Stored items from a collection:
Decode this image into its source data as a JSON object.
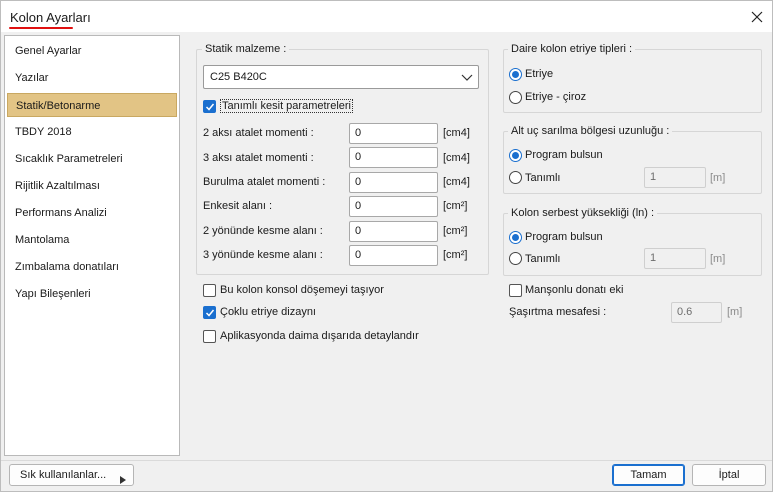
{
  "window": {
    "title": "Kolon Ayarları",
    "close_icon": "close-icon"
  },
  "sidebar": {
    "items": [
      {
        "label": "Genel Ayarlar"
      },
      {
        "label": "Yazılar"
      },
      {
        "label": "Statik/Betonarme"
      },
      {
        "label": "TBDY 2018"
      },
      {
        "label": "Sıcaklık Parametreleri"
      },
      {
        "label": "Rijitlik Azaltılması"
      },
      {
        "label": "Performans Analizi"
      },
      {
        "label": "Mantolama"
      },
      {
        "label": "Zımbalama donatıları"
      },
      {
        "label": "Yapı Bileşenleri"
      }
    ],
    "active_index": 2
  },
  "static_material": {
    "group_label": "Statik malzeme :",
    "selected": "C25 B420C",
    "defined_section_label": "Tanımlı kesit parametreleri",
    "defined_section_checked": true,
    "rows": [
      {
        "label": "2 aksı atalet momenti :",
        "value": "0",
        "unit": "[cm4]"
      },
      {
        "label": "3 aksı atalet momenti :",
        "value": "0",
        "unit": "[cm4]"
      },
      {
        "label": "Burulma atalet momenti :",
        "value": "0",
        "unit": "[cm4]"
      },
      {
        "label": "Enkesit alanı :",
        "value": "0",
        "unit": "[cm²]"
      },
      {
        "label": "2 yönünde kesme alanı :",
        "value": "0",
        "unit": "[cm²]"
      },
      {
        "label": "3 yönünde kesme alanı :",
        "value": "0",
        "unit": "[cm²]"
      }
    ]
  },
  "options": {
    "cantilever_label": "Bu kolon konsol döşemeyi taşıyor",
    "cantilever_checked": false,
    "multi_stirrup_label": "Çoklu etriye dizaynı",
    "multi_stirrup_checked": true,
    "always_outside_label": "Aplikasyonda daima dışarıda detaylandır",
    "always_outside_checked": false
  },
  "stirrup_types": {
    "group_label": "Daire kolon etriye tipleri :",
    "options": [
      "Etriye",
      "Etriye - çiroz"
    ],
    "selected_index": 0
  },
  "confinement_length": {
    "group_label": "Alt uç sarılma bölgesi uzunluğu :",
    "option_program": "Program bulsun",
    "option_defined": "Tanımlı",
    "selected": "program",
    "value": "1",
    "unit": "[m]"
  },
  "free_height": {
    "group_label": "Kolon serbest yüksekliği (ln) :",
    "option_program": "Program bulsun",
    "option_defined": "Tanımlı",
    "selected": "program",
    "value": "1",
    "unit": "[m]"
  },
  "sleeve": {
    "label": "Manşonlu donatı eki",
    "checked": false,
    "offset_label": "Şaşırtma mesafesi :",
    "offset_value": "0.6",
    "offset_unit": "[m]"
  },
  "footer": {
    "favorites_label": "Sık kullanılanlar...",
    "ok_label": "Tamam",
    "cancel_label": "İptal"
  },
  "colors": {
    "accent": "#1a6fcf",
    "active_item": "#e2c485",
    "title_underline": "#e01010"
  }
}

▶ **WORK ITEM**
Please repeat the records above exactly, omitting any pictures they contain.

▶ **SOLUTION TO THIS PROBLEM**
Decode this image into its source data as a JSON object.
{
  "window": {
    "title": "Kolon Ayarları",
    "close_icon": "close-icon"
  },
  "sidebar": {
    "items": [
      {
        "label": "Genel Ayarlar"
      },
      {
        "label": "Yazılar"
      },
      {
        "label": "Statik/Betonarme"
      },
      {
        "label": "TBDY 2018"
      },
      {
        "label": "Sıcaklık Parametreleri"
      },
      {
        "label": "Rijitlik Azaltılması"
      },
      {
        "label": "Performans Analizi"
      },
      {
        "label": "Mantolama"
      },
      {
        "label": "Zımbalama donatıları"
      },
      {
        "label": "Yapı Bileşenleri"
      }
    ],
    "active_index": 2
  },
  "static_material": {
    "group_label": "Statik malzeme :",
    "selected": "C25 B420C",
    "defined_section_label": "Tanımlı kesit parametreleri",
    "defined_section_checked": true,
    "rows": [
      {
        "label": "2 aksı atalet momenti :",
        "value": "0",
        "unit": "[cm4]"
      },
      {
        "label": "3 aksı atalet momenti :",
        "value": "0",
        "unit": "[cm4]"
      },
      {
        "label": "Burulma atalet momenti :",
        "value": "0",
        "unit": "[cm4]"
      },
      {
        "label": "Enkesit alanı :",
        "value": "0",
        "unit": "[cm²]"
      },
      {
        "label": "2 yönünde kesme alanı :",
        "value": "0",
        "unit": "[cm²]"
      },
      {
        "label": "3 yönünde kesme alanı :",
        "value": "0",
        "unit": "[cm²]"
      }
    ]
  },
  "options": {
    "cantilever_label": "Bu kolon konsol döşemeyi taşıyor",
    "cantilever_checked": false,
    "multi_stirrup_label": "Çoklu etriye dizaynı",
    "multi_stirrup_checked": true,
    "always_outside_label": "Aplikasyonda daima dışarıda detaylandır",
    "always_outside_checked": false
  },
  "stirrup_types": {
    "group_label": "Daire kolon etriye tipleri :",
    "options": [
      "Etriye",
      "Etriye - çiroz"
    ],
    "selected_index": 0
  },
  "confinement_length": {
    "group_label": "Alt uç sarılma bölgesi uzunluğu :",
    "option_program": "Program bulsun",
    "option_defined": "Tanımlı",
    "selected": "program",
    "value": "1",
    "unit": "[m]"
  },
  "free_height": {
    "group_label": "Kolon serbest yüksekliği (ln) :",
    "option_program": "Program bulsun",
    "option_defined": "Tanımlı",
    "selected": "program",
    "value": "1",
    "unit": "[m]"
  },
  "sleeve": {
    "label": "Manşonlu donatı eki",
    "checked": false,
    "offset_label": "Şaşırtma mesafesi :",
    "offset_value": "0.6",
    "offset_unit": "[m]"
  },
  "footer": {
    "favorites_label": "Sık kullanılanlar...",
    "ok_label": "Tamam",
    "cancel_label": "İptal"
  },
  "colors": {
    "accent": "#1a6fcf",
    "active_item": "#e2c485",
    "title_underline": "#e01010"
  }
}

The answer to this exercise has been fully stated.